By Bobby on Monday, October 06, 2014
I own this car - My approximate mileage is 53,000overall rating 6 of 10rating details
Pros: "Fun to drive and great for bad weather."
Cons: "Cheap interior, bad gas mileage, must watch oil."
Likely to recommend this car? (1-10): 6
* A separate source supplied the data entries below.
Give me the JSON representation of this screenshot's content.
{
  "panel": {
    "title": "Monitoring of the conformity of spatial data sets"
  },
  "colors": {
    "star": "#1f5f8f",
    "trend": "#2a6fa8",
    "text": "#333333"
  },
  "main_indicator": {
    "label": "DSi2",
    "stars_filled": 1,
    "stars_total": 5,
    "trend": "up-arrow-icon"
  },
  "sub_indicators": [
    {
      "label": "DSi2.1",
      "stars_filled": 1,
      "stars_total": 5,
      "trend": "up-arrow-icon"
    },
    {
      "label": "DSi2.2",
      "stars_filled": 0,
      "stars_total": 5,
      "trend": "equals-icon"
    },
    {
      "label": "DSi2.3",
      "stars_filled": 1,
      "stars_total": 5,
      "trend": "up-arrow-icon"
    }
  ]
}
"The wife wanted a Jeep Wrangler to enjoy the Florida weather. It is a fun car to occasionally drive, but not for long trips or everyday use. Not comfortable for long trips and bad gas mileage - about as much as a truck, but less useful. Recently learned that this car consumes about one quart of oil every 1,000 miles between oil changes! Jeep will tell you that this is normal. I have a Honda Accord with 197,000 miles and have hardly ever needed to add oil between changes. Unfortunately, it was too late and I had to repair the engine because I blew a piston. Also, the tire sensor is always on even if the pressure is okay. Fun car for occasional use, bad weather, or off-road but not every day commuting."
8 people out of 8 found this review helpful
By Bow Wow 1125 on Monday, September 29, 2014
I own this car - My approximate mileage is 53,000overall rating 10 of 10rating details
Pros: "Solid, Reliable, Multifuntional, Good for Michigan"
Cons: "It's tall. Older dogs and people have trouble."
Likely to recommend this car? (1-10): 10
"I have paid this car through and never had an issue. New battery and tires this year have been my only expenses. Winter 2013-2014 was brutal in Michigan and my Jeep handled it like a champ. I was blazing trails through the snow and towing cars out of drifts so other people could get where they needed. I have maintained land with it, hauled huge loads, towed boats (even off-road) no problem. Kbb.com is reporting it is worth more than I paid for it 5 years later."
5 people out of 8 found this review helpful